What you will do:
Please report every line in the material below where the word "support" is found.

[Listed records]

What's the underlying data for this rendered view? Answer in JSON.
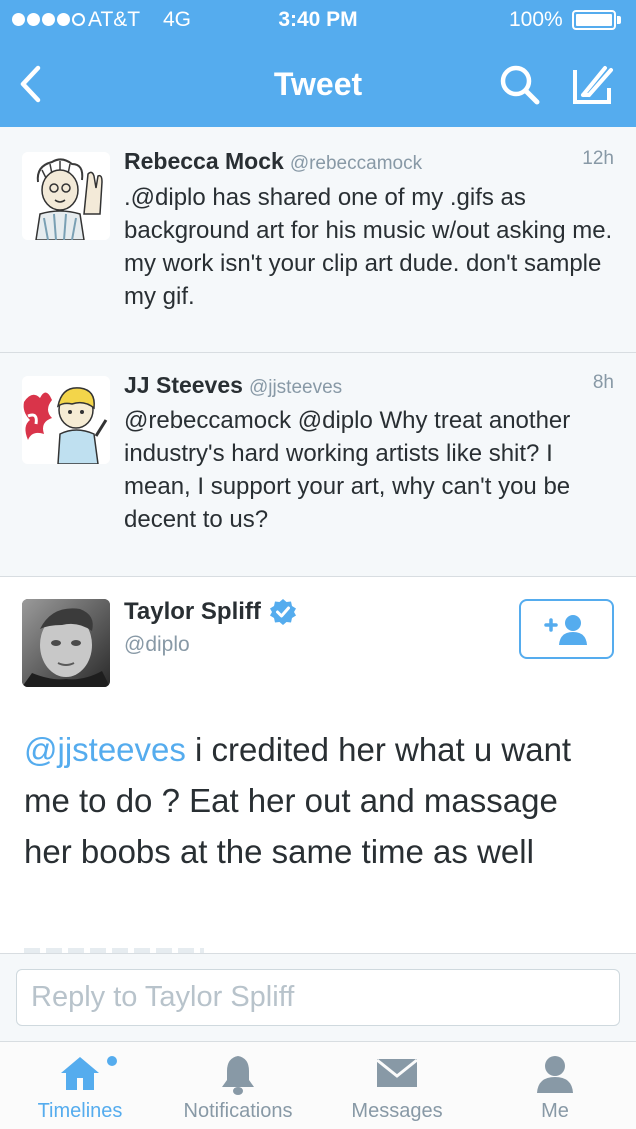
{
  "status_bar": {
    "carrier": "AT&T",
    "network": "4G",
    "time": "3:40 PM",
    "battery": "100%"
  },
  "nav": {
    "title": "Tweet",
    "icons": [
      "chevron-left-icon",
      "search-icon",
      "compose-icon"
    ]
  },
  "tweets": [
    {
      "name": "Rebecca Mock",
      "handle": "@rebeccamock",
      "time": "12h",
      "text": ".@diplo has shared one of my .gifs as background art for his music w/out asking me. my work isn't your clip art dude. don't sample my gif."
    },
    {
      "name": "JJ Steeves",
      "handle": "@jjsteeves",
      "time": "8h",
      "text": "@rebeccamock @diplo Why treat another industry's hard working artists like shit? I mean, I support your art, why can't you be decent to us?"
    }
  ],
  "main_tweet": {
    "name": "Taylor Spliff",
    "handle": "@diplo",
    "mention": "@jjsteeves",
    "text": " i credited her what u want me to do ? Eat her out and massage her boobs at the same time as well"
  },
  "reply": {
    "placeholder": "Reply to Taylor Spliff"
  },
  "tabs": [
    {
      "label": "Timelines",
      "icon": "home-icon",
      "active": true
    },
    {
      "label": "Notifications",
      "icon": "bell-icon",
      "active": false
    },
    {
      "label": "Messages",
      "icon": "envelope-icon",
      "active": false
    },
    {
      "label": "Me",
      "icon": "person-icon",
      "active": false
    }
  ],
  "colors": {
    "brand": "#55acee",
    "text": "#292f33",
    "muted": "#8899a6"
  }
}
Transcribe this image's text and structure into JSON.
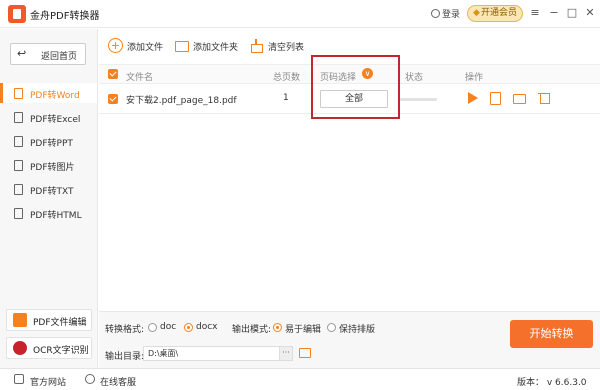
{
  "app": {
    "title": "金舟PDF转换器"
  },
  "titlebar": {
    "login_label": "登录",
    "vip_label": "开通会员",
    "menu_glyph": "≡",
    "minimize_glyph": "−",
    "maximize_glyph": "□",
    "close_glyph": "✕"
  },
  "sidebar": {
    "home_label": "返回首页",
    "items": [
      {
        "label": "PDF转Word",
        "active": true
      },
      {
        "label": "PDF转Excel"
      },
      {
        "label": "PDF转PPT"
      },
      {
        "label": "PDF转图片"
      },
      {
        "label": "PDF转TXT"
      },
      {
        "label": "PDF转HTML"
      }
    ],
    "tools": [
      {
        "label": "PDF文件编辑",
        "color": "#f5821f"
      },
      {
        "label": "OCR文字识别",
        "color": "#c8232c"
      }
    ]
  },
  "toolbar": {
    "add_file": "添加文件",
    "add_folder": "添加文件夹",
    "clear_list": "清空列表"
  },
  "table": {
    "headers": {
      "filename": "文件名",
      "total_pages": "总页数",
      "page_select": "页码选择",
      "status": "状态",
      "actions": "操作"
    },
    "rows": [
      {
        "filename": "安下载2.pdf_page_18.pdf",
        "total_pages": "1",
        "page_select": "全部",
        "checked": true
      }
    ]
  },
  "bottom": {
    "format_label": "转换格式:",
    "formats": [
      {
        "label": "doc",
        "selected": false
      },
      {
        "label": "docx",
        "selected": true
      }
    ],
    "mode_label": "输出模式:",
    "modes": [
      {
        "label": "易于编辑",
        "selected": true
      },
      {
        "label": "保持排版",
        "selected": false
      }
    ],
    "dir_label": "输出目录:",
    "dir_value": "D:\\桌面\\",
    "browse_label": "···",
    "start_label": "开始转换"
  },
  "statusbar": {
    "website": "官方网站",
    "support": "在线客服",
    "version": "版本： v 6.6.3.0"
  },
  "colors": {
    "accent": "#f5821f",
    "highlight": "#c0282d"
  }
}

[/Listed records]
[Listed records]

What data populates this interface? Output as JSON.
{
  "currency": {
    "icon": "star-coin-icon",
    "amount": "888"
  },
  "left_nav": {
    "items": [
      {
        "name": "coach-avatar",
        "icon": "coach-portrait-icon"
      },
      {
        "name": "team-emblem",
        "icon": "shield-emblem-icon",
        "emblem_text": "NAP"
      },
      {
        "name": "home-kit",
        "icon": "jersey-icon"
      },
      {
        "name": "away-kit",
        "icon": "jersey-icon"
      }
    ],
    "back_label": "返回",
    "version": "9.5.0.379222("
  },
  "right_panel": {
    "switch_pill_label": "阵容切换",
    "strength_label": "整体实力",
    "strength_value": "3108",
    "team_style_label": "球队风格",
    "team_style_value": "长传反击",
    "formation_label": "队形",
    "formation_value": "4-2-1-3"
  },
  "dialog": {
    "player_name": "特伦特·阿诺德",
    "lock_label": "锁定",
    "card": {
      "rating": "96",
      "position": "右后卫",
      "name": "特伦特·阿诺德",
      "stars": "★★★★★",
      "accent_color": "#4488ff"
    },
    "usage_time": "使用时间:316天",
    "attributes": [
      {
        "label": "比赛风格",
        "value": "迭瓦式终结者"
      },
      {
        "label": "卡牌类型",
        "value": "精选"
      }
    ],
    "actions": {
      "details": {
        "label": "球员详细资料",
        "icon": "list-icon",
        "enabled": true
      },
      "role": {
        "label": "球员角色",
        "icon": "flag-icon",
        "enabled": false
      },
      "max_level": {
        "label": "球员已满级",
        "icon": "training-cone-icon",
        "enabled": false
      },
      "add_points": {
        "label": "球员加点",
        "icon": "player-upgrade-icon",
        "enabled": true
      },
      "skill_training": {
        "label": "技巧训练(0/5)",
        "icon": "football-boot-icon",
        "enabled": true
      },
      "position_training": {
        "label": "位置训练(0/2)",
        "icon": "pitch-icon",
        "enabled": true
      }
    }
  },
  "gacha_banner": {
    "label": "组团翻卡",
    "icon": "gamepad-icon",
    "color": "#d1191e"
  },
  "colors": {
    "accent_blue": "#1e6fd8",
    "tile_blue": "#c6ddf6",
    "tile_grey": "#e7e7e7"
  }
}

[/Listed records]

Answer to the exercise:
      "text": "@rebeccamock @diplo Why treat another industry's hard working artists like shit? I mean, I support your art, why can't you be decent to us?"
    "support": "在线客服",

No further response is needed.